At first my question made him laugh (which didn’t bode well), before giving me his answer: “Ah, no, Laurent, from now on we are part of the dead performing arts sector… As Roselyne has said many times, ‘the world of the night’ doesn’t depend on her, but on the Ministry of the Interior.”
At the beginning I thought it was a little joke, but I quickly understood that behind his cynically funny answer, V wasn’t telling me lies.
It’s strange because as an Officer of L’
During your speech you spoke of the great suffering of the cinema and the world of the performing arts. Indeed, these sectors have been suffering terribly (like many others) since the beginning of the coronavirus crisis. But fortunately for them, cinemas, theatres and some concert halls have nevertheless been able to reopen, despite a complicated health protocol.
When they were open, clubs were places bubbling with creation, imagination and sharing
Today we hear a lot of talk about the anger of restaurateurs and coffee shops due to the curfew. But here again, these businesses still, somehow or other, had some possibilities to reopen, even in an extremely constrained way.
On the other hand, I would like to draw your attention to the fact that, since the beginning of March, the “night and clubs” sector (of which I am an intrinsic part) has been completely at a standstill. For us the party is over, and has been for eight long months now.
As you know, like theatres, cinemas and concert halls, clubs (apart from the artists and DJs who perform there) employ the same diverse and varied staff as the rest of the cultural landscape, whether in the bar, the auditorium, the cashier, the cloakroom and the cleaning staff… Or the stage managers, security, intermittent workers, technical staff, sound engineers, lighting engineers, VJs, promoters, bookers, labels, graphic designers, printers, and not forgetting the indirect economic impact (suppliers, restaurants, hotels, transport, etc.). The list is long, but above all very similar to that of the performing arts.
On France 2, you announced figures relating to aid to the various sectors of film and performing arts – and once again, and for too many months now, the cultural space of the night has been totally ignored.

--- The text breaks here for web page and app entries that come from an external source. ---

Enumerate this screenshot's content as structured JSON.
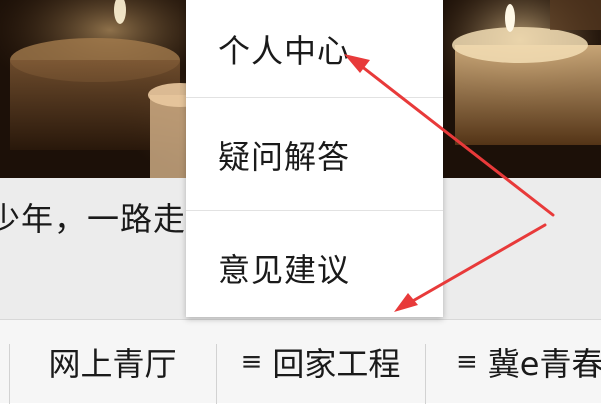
{
  "banner": {
    "description_icon": "candles-photo"
  },
  "caption": {
    "text": "少年，一路走好"
  },
  "popup_menu": {
    "items": [
      {
        "label": "个人中心"
      },
      {
        "label": "疑问解答"
      },
      {
        "label": "意见建议"
      }
    ]
  },
  "tabbar": {
    "tabs": [
      {
        "label": "网上青厅",
        "icon": ""
      },
      {
        "label": "回家工程",
        "icon": "menu-icon"
      },
      {
        "label": "冀e青春",
        "icon": "menu-icon"
      }
    ],
    "menu_glyph": "≡"
  },
  "colors": {
    "annotation_red": "#e83a3a",
    "banner_dark": "#1a0e05",
    "caption_bg": "#ececec",
    "tabbar_bg": "#f6f6f6"
  }
}
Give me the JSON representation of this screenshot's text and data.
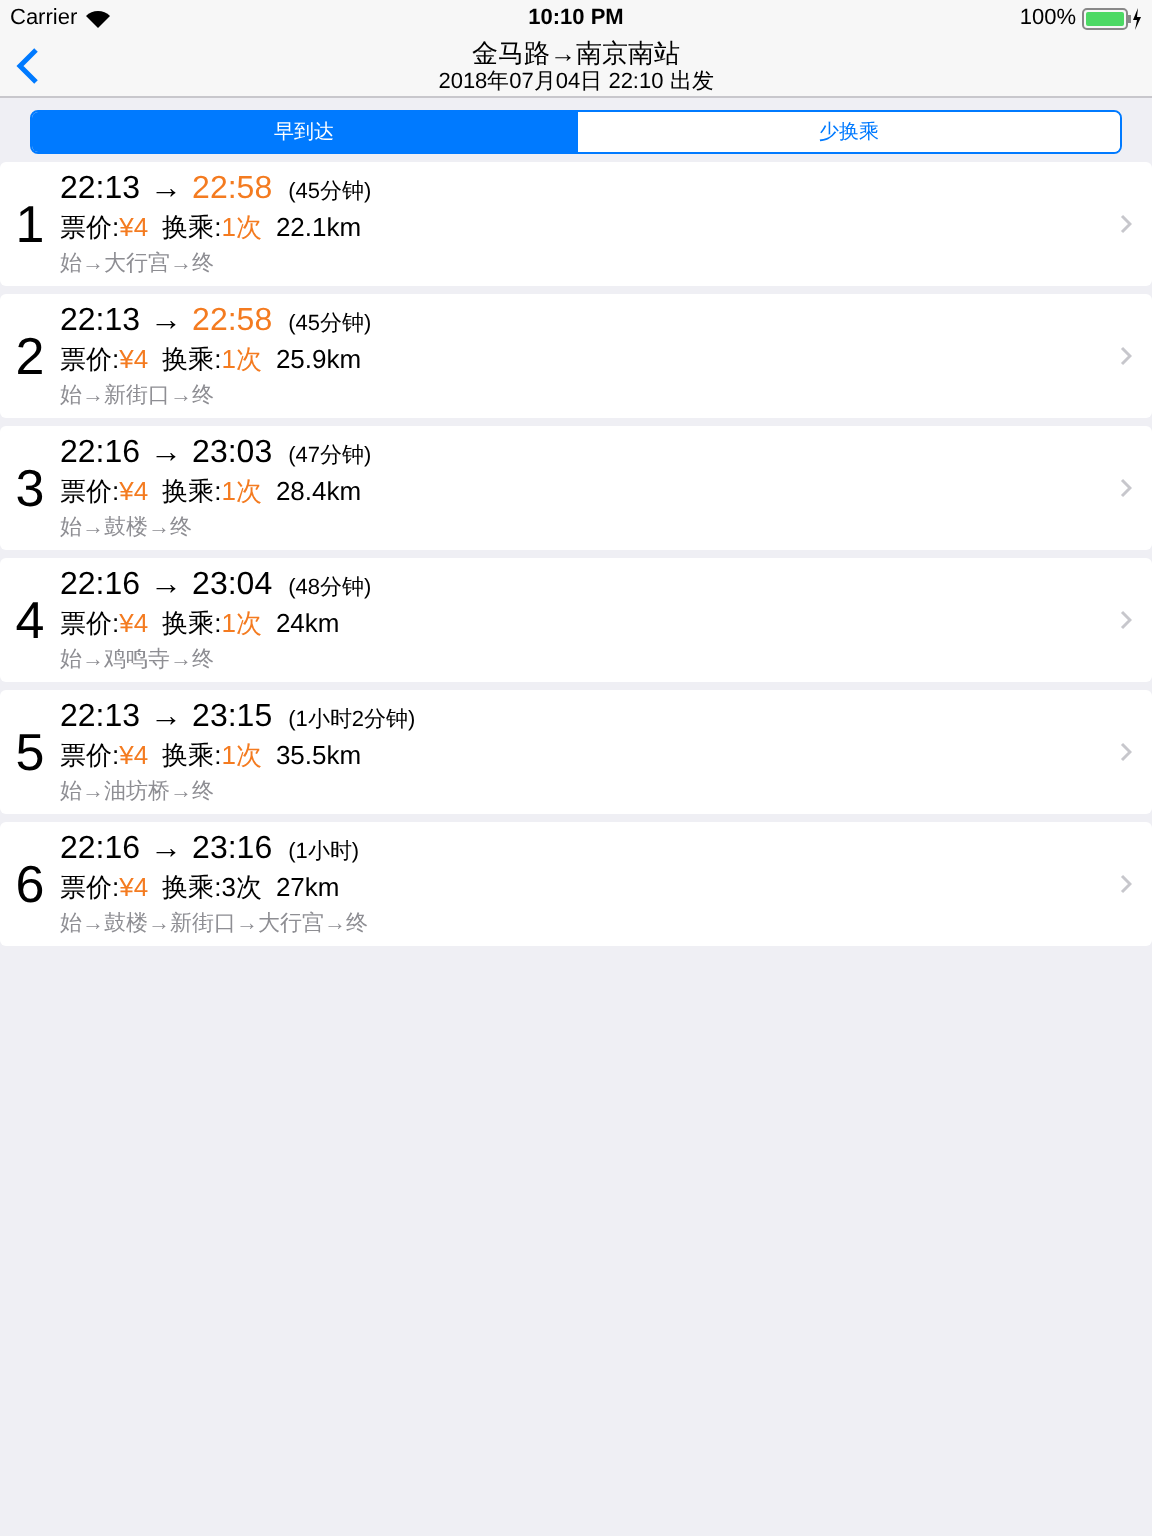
{
  "status_bar": {
    "carrier": "Carrier",
    "time": "10:10 PM",
    "battery": "100%"
  },
  "nav": {
    "title": "金马路→南京南站",
    "subtitle": "2018年07月04日 22:10 出发"
  },
  "tabs": [
    {
      "label": "早到达",
      "selected": true
    },
    {
      "label": "少换乘",
      "selected": false
    }
  ],
  "routes": [
    {
      "index": "1",
      "depart": "22:13",
      "arrow": "→",
      "arrive": "22:58",
      "arrive_highlighted": true,
      "duration": "(45分钟)",
      "fare_label": "票价:",
      "fare": "¥4",
      "transfer_label": "换乘:",
      "transfers": "1次",
      "transfers_highlighted": true,
      "distance": "22.1km",
      "path": "始→大行宫→终"
    },
    {
      "index": "2",
      "depart": "22:13",
      "arrow": "→",
      "arrive": "22:58",
      "arrive_highlighted": true,
      "duration": "(45分钟)",
      "fare_label": "票价:",
      "fare": "¥4",
      "transfer_label": "换乘:",
      "transfers": "1次",
      "transfers_highlighted": true,
      "distance": "25.9km",
      "path": "始→新街口→终"
    },
    {
      "index": "3",
      "depart": "22:16",
      "arrow": "→",
      "arrive": "23:03",
      "arrive_highlighted": false,
      "duration": "(47分钟)",
      "fare_label": "票价:",
      "fare": "¥4",
      "transfer_label": "换乘:",
      "transfers": "1次",
      "transfers_highlighted": true,
      "distance": "28.4km",
      "path": "始→鼓楼→终"
    },
    {
      "index": "4",
      "depart": "22:16",
      "arrow": "→",
      "arrive": "23:04",
      "arrive_highlighted": false,
      "duration": "(48分钟)",
      "fare_label": "票价:",
      "fare": "¥4",
      "transfer_label": "换乘:",
      "transfers": "1次",
      "transfers_highlighted": true,
      "distance": "24km",
      "path": "始→鸡鸣寺→终"
    },
    {
      "index": "5",
      "depart": "22:13",
      "arrow": "→",
      "arrive": "23:15",
      "arrive_highlighted": false,
      "duration": "(1小时2分钟)",
      "fare_label": "票价:",
      "fare": "¥4",
      "transfer_label": "换乘:",
      "transfers": "1次",
      "transfers_highlighted": true,
      "distance": "35.5km",
      "path": "始→油坊桥→终"
    },
    {
      "index": "6",
      "depart": "22:16",
      "arrow": "→",
      "arrive": "23:16",
      "arrive_highlighted": false,
      "duration": "(1小时)",
      "fare_label": "票价:",
      "fare": "¥4",
      "transfer_label": "换乘:",
      "transfers": "3次",
      "transfers_highlighted": false,
      "distance": "27km",
      "path": "始→鼓楼→新街口→大行宫→终"
    }
  ]
}
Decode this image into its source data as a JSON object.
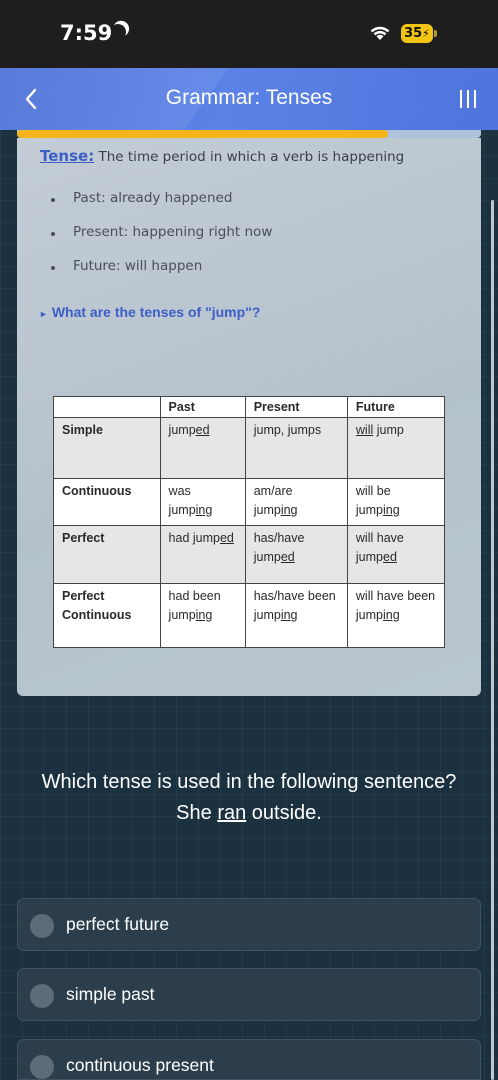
{
  "status_bar": {
    "time": "7:59",
    "battery": "35",
    "icons": [
      "moon-icon",
      "wifi-icon",
      "battery-icon"
    ]
  },
  "header": {
    "title": "Grammar: Tenses",
    "back_icon": "chevron-left-icon",
    "menu_icon": "hamburger-menu-icon",
    "accent_color": "#5b82e6"
  },
  "progress": {
    "fraction": 0.8,
    "fill_color": "#f3b51b"
  },
  "lesson": {
    "definition_term": "Tense:",
    "definition_text": " The time period in which a verb is happening",
    "bullets": [
      "Past: already happened",
      "Present: happening right now",
      "Future: will happen"
    ],
    "question_link": "What are the tenses of \"jump\"?",
    "table": {
      "headers": [
        "",
        "Past",
        "Present",
        "Future"
      ],
      "rows": [
        {
          "label": "Simple",
          "past": [
            "jump",
            "ed"
          ],
          "present": "jump, jumps",
          "future": [
            "will",
            " jump"
          ]
        },
        {
          "label": "Continuous",
          "past": [
            "was jump",
            "ing"
          ],
          "present": [
            "am/are jump",
            "ing"
          ],
          "future": [
            "will be jump",
            "ing"
          ]
        },
        {
          "label": "Perfect",
          "past": [
            "had jump",
            "ed"
          ],
          "present": [
            "has/have jump",
            "ed"
          ],
          "future": [
            "will have jump",
            "ed"
          ]
        },
        {
          "label": "Perfect Continuous",
          "past": [
            "had been jump",
            "ing"
          ],
          "present": [
            "has/have been jump",
            "ing"
          ],
          "future": [
            "will have been jump",
            "ing"
          ]
        }
      ]
    }
  },
  "question": {
    "line1": "Which tense is used in the following sentence?",
    "line2_pre": "She ",
    "line2_word": "ran",
    "line2_post": " outside."
  },
  "options": [
    {
      "label": "perfect future"
    },
    {
      "label": "simple past"
    },
    {
      "label": "continuous present"
    }
  ]
}
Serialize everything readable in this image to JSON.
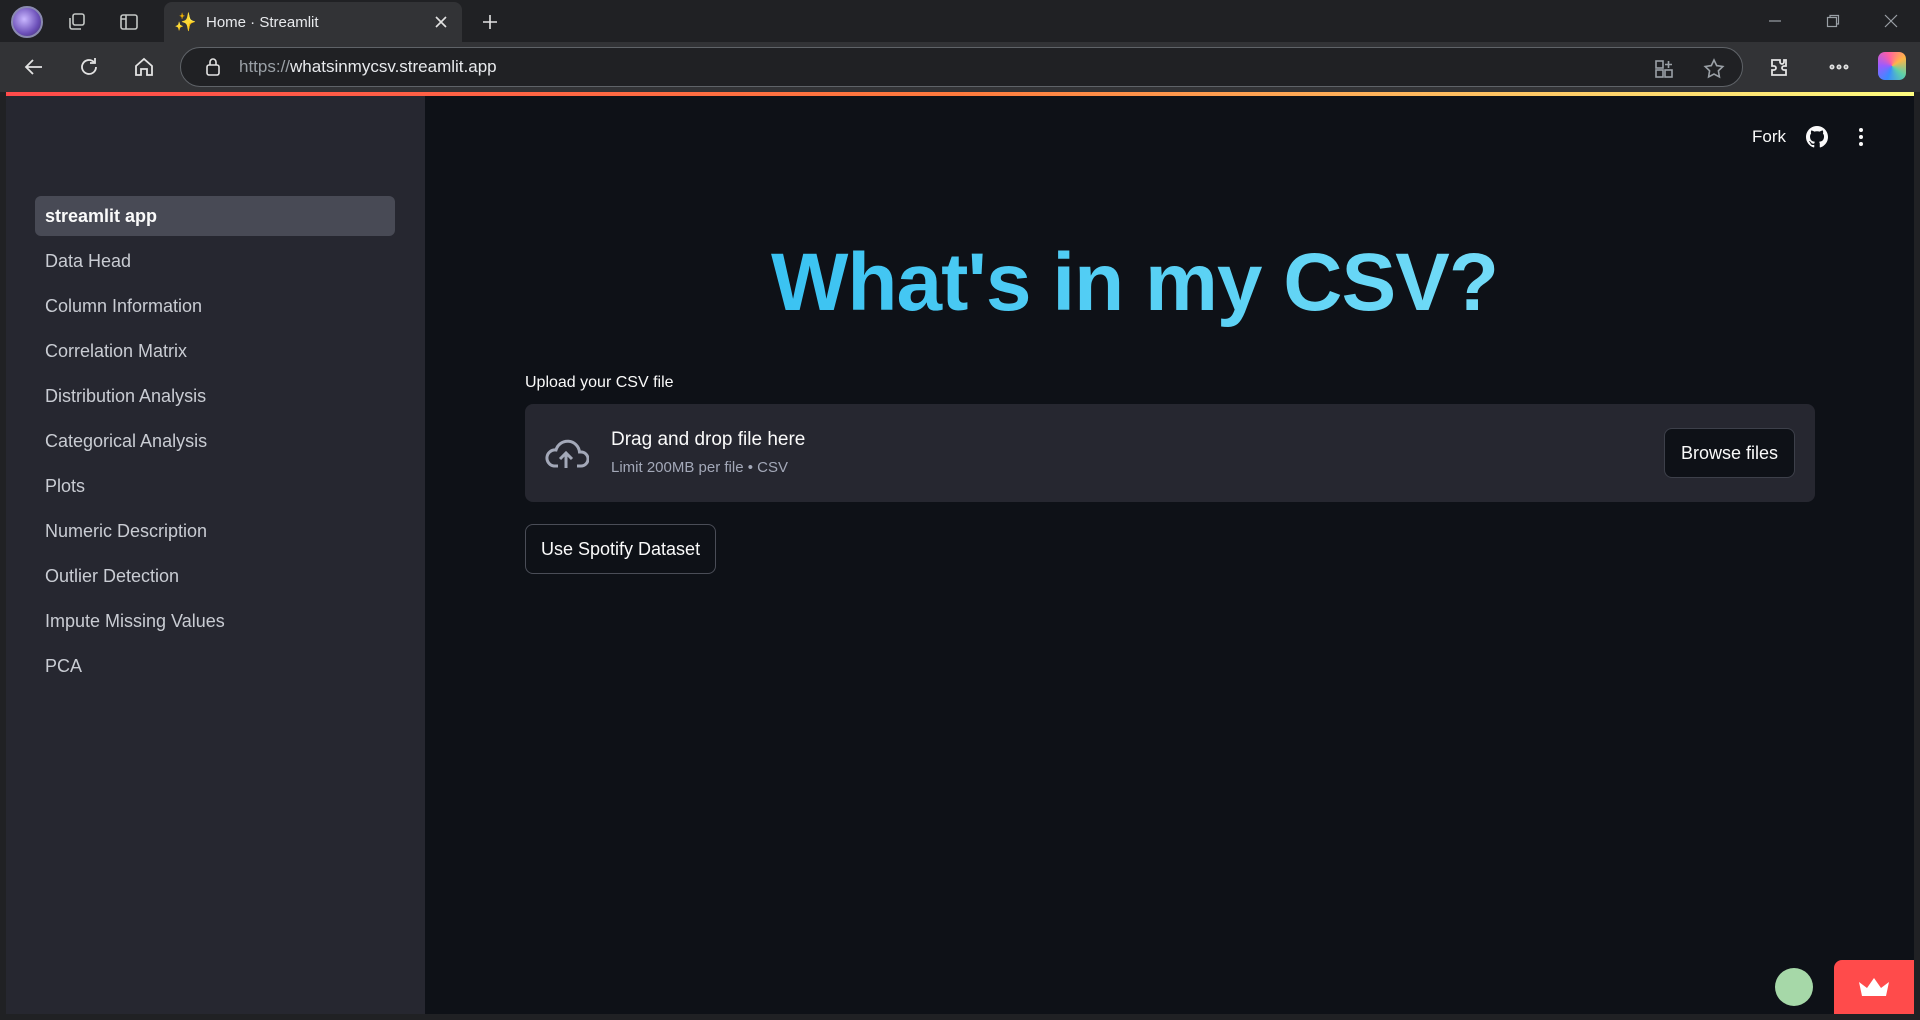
{
  "browser": {
    "tab_title": "Home · Streamlit",
    "tab_favicon": "✨",
    "url_host": "whatsinmycsv.streamlit.app",
    "url_scheme": "https://"
  },
  "app": {
    "sidebar": {
      "items": [
        {
          "label": "streamlit app",
          "active": true
        },
        {
          "label": "Data Head"
        },
        {
          "label": "Column Information"
        },
        {
          "label": "Correlation Matrix"
        },
        {
          "label": "Distribution Analysis"
        },
        {
          "label": "Categorical Analysis"
        },
        {
          "label": "Plots"
        },
        {
          "label": "Numeric Description"
        },
        {
          "label": "Outlier Detection"
        },
        {
          "label": "Impute Missing Values"
        },
        {
          "label": "PCA"
        }
      ]
    },
    "header": {
      "fork_label": "Fork"
    },
    "title": "What's in my CSV?",
    "uploader": {
      "label": "Upload your CSV file",
      "drop_text": "Drag and drop file here",
      "limit_text": "Limit 200MB per file • CSV",
      "browse_label": "Browse files"
    },
    "spotify_button": "Use Spotify Dataset"
  },
  "colors": {
    "accent": "#ff4b4b",
    "title_gradient_start": "#1fb6f0",
    "title_gradient_end": "#8ee6fb",
    "sidebar_bg": "#262730",
    "main_bg": "#0e1117"
  }
}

The flagrant lack of consideration, the ignorance emanating from your ministry towards the nightlife and club sector, is clearly interpreted by many of us as an incomprehensible form of contempt. For whether you like it or not, the clubs and places of this ‘night culture’ were (when they were open) places bubbling with creation, imagination and sharing.
I was, Madam Minister, sincerely attentive and benevolent when you took office, impatient but certain to see you represent us in the same way as other artists, and affirm the minimum consideration due to our sector. But I must admit that today, I am not sure if we can do so. But I confess that today – not knowing very well if I am a “dead performing artist”, an “Interior Ministry artist”, or “not an artist at all”, I am beginning to have serious doubts.
Laurent Garnier is a DJ, composer and producer, and founder of electronic music label F Communications. In 2016 he became a Knight (Chevalier) of the Légion d’honneur.